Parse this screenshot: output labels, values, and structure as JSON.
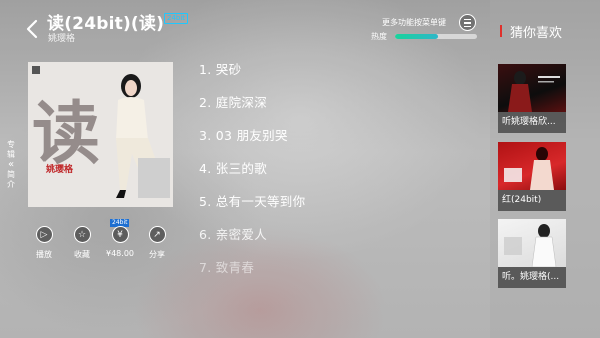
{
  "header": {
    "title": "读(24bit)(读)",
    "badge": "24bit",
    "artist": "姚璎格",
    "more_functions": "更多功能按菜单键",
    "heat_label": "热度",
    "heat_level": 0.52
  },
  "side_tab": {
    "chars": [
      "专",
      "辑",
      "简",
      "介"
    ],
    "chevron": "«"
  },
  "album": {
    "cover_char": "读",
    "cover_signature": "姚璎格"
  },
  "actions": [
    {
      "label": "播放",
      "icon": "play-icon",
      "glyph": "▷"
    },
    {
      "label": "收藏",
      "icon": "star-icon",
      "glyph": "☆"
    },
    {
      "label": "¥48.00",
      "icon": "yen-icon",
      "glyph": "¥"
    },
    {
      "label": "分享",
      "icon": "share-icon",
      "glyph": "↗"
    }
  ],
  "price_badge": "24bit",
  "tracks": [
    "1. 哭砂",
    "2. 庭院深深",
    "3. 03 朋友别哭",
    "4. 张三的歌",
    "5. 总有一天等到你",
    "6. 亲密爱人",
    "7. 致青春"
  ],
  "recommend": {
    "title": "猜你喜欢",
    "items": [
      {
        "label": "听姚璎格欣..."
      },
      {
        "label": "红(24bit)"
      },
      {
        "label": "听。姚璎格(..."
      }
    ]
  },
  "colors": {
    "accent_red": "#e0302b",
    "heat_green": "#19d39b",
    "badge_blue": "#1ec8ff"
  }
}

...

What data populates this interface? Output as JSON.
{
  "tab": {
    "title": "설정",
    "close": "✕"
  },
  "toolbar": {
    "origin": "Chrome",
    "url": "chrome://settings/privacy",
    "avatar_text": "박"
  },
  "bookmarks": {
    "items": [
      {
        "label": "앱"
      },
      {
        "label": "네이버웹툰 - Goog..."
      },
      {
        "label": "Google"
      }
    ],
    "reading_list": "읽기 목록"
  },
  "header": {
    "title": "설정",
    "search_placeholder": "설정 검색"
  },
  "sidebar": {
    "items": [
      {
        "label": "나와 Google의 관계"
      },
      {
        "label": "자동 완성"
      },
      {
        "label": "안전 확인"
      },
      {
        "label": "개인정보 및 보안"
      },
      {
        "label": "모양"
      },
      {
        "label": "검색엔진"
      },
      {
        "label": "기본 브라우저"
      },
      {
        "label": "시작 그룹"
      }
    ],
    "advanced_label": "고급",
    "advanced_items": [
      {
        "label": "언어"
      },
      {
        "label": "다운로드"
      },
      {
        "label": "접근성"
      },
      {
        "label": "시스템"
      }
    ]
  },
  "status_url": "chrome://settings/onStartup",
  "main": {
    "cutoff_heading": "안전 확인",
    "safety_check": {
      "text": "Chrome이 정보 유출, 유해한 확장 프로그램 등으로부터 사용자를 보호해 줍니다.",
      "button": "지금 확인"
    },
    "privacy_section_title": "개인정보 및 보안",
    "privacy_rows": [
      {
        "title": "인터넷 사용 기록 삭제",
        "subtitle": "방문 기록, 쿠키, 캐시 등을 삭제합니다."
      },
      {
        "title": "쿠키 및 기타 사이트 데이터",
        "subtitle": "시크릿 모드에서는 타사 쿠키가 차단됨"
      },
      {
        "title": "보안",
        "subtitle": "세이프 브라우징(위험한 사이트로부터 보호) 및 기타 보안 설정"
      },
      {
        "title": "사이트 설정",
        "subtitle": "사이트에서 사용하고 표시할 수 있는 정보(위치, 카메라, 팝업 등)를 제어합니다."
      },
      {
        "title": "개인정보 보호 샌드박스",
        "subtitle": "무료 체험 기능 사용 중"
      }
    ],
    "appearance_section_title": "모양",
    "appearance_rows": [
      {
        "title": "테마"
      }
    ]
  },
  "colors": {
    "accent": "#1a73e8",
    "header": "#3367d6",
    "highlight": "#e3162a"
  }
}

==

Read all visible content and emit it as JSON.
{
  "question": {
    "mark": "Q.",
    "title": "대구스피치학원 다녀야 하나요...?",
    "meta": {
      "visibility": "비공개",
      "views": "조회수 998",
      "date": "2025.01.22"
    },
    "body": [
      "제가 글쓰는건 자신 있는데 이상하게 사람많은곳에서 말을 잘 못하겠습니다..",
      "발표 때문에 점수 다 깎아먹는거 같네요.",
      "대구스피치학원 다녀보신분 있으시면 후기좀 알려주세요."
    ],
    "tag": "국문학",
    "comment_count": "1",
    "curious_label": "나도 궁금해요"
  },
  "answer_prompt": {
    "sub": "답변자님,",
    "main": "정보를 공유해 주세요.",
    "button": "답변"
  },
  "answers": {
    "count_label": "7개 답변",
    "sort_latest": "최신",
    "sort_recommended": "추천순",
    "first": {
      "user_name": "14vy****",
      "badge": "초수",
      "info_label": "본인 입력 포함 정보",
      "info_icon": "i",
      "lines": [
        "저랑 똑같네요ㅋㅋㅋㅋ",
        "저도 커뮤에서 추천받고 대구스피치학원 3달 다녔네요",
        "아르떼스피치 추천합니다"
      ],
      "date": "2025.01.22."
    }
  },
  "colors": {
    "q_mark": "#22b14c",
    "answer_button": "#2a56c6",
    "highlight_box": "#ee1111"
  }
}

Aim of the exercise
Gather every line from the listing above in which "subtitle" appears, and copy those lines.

Response
        "subtitle": "방문 기록, 쿠키, 캐시 등을 삭제합니다."
        "subtitle": "시크릿 모드에서는 타사 쿠키가 차단됨"
        "subtitle": "세이프 브라우징(위험한 사이트로부터 보호) 및 기타 보안 설정"
        "subtitle": "사이트에서 사용하고 표시할 수 있는 정보(위치, 카메라, 팝업 등)를 제어합니다."
        "subtitle": "무료 체험 기능 사용 중"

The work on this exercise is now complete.